Read through the lines below and copy the ones holding the string "Кристина".

### INPUT RECORDS

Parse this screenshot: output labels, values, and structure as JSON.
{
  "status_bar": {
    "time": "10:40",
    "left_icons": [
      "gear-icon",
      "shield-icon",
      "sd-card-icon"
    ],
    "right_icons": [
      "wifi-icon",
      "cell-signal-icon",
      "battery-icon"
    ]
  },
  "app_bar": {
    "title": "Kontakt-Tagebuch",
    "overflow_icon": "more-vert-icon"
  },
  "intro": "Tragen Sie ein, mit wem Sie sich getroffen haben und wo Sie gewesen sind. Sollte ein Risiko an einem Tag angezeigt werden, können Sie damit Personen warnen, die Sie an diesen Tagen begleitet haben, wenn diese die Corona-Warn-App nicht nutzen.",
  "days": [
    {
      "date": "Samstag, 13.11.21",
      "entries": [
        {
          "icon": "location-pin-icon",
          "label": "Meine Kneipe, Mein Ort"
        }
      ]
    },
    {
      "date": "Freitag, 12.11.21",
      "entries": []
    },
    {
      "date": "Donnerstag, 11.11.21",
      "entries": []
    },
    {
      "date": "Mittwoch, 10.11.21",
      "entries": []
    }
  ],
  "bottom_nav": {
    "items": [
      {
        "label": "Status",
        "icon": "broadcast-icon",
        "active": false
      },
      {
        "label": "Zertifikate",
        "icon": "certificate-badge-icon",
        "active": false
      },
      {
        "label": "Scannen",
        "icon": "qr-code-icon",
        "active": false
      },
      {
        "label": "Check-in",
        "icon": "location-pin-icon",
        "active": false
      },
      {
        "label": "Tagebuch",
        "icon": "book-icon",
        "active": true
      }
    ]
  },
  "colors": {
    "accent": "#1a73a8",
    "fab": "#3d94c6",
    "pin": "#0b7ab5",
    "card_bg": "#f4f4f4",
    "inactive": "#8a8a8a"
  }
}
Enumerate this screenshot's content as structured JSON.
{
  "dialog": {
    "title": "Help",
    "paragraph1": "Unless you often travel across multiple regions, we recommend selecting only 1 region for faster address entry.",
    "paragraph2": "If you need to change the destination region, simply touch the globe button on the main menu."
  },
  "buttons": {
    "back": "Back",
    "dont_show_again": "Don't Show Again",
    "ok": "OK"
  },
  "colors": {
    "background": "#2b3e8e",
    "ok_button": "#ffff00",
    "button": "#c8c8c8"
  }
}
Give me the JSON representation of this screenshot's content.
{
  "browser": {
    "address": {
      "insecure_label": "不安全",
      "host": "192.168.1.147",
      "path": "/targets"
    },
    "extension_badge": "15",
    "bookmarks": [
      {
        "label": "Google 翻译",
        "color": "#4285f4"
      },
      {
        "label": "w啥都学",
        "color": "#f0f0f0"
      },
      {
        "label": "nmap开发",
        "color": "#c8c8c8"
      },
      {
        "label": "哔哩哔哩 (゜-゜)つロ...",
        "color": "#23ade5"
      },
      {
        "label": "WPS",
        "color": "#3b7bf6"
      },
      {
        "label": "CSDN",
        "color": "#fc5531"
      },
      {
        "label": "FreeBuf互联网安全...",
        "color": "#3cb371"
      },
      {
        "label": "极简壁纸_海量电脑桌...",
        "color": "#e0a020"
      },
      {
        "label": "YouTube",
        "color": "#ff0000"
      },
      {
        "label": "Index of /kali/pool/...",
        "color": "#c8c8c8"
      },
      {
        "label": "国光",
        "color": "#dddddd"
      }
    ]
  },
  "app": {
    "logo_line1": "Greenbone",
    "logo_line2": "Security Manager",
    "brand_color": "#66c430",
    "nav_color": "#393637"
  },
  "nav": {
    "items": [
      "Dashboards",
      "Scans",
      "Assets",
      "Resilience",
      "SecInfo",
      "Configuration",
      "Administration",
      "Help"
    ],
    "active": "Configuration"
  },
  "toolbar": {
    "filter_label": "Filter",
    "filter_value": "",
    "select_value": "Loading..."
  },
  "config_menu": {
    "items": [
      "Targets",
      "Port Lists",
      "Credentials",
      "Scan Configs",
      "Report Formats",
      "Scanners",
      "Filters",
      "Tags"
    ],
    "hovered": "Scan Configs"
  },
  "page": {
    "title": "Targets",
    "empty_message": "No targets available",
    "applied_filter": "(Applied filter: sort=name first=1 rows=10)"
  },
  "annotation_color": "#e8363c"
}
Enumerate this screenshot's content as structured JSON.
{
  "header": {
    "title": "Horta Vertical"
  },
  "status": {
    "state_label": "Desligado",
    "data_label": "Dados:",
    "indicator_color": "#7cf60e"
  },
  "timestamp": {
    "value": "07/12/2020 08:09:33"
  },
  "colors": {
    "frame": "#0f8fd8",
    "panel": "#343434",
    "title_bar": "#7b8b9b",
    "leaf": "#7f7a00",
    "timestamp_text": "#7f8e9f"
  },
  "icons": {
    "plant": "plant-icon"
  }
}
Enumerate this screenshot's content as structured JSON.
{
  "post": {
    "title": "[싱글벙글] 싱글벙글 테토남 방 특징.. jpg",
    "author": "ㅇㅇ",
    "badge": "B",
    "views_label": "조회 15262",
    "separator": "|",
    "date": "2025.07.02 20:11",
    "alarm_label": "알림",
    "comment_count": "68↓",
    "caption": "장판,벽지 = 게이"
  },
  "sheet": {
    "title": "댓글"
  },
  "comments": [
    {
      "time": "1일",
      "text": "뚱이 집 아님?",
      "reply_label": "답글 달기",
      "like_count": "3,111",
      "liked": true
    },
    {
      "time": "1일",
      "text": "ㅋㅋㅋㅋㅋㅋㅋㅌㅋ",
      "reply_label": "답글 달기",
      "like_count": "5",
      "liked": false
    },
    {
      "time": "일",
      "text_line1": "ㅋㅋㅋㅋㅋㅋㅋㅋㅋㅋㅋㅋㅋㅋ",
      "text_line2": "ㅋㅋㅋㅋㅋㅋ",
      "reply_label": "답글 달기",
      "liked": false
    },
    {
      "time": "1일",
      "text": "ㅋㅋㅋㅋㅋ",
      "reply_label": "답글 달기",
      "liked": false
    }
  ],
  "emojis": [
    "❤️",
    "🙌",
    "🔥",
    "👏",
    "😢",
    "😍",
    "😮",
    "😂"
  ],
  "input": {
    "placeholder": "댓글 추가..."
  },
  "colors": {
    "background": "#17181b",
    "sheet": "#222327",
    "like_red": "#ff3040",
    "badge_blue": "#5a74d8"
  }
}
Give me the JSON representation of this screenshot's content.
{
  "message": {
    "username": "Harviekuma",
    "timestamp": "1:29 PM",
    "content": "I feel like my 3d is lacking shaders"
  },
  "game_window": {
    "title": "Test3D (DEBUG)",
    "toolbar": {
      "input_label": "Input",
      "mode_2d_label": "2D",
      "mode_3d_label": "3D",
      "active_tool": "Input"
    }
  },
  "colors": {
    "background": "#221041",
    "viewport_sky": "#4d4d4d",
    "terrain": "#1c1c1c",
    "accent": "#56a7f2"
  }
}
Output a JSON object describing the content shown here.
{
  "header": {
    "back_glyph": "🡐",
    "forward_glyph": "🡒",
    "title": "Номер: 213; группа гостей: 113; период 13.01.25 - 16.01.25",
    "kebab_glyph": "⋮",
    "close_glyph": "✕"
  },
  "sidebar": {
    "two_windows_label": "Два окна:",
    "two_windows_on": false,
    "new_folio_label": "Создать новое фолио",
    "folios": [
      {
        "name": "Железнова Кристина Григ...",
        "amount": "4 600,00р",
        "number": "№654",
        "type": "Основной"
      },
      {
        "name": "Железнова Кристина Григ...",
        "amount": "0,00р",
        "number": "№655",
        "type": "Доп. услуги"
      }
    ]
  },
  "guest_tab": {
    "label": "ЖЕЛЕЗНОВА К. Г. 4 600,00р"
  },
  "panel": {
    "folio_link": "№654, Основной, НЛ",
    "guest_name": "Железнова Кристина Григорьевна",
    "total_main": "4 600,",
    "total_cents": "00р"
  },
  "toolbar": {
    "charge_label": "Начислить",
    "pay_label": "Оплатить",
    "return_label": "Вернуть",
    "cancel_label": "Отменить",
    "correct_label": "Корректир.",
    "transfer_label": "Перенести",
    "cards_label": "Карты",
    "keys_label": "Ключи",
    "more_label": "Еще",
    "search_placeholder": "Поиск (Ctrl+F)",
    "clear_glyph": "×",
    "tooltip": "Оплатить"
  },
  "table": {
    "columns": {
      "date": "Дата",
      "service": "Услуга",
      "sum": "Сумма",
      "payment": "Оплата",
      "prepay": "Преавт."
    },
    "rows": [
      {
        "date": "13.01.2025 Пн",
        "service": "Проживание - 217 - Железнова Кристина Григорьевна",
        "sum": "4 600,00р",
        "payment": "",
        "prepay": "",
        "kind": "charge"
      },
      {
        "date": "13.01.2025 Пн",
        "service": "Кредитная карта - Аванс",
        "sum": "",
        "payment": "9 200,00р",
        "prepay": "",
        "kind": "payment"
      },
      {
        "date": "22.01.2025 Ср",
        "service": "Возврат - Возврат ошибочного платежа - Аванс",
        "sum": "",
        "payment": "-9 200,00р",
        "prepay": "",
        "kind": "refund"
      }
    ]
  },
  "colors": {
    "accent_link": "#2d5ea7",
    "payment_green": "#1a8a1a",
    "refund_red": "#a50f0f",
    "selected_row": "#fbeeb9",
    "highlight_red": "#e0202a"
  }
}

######

#### EXPECTED ANSWER
        "name": "Железнова Кристина Григ...",
        "name": "Железнова Кристина Григ...",
    "guest_name": "Железнова Кристина Григорьевна",
        "service": "Проживание - 217 - Железнова Кристина Григорьевна",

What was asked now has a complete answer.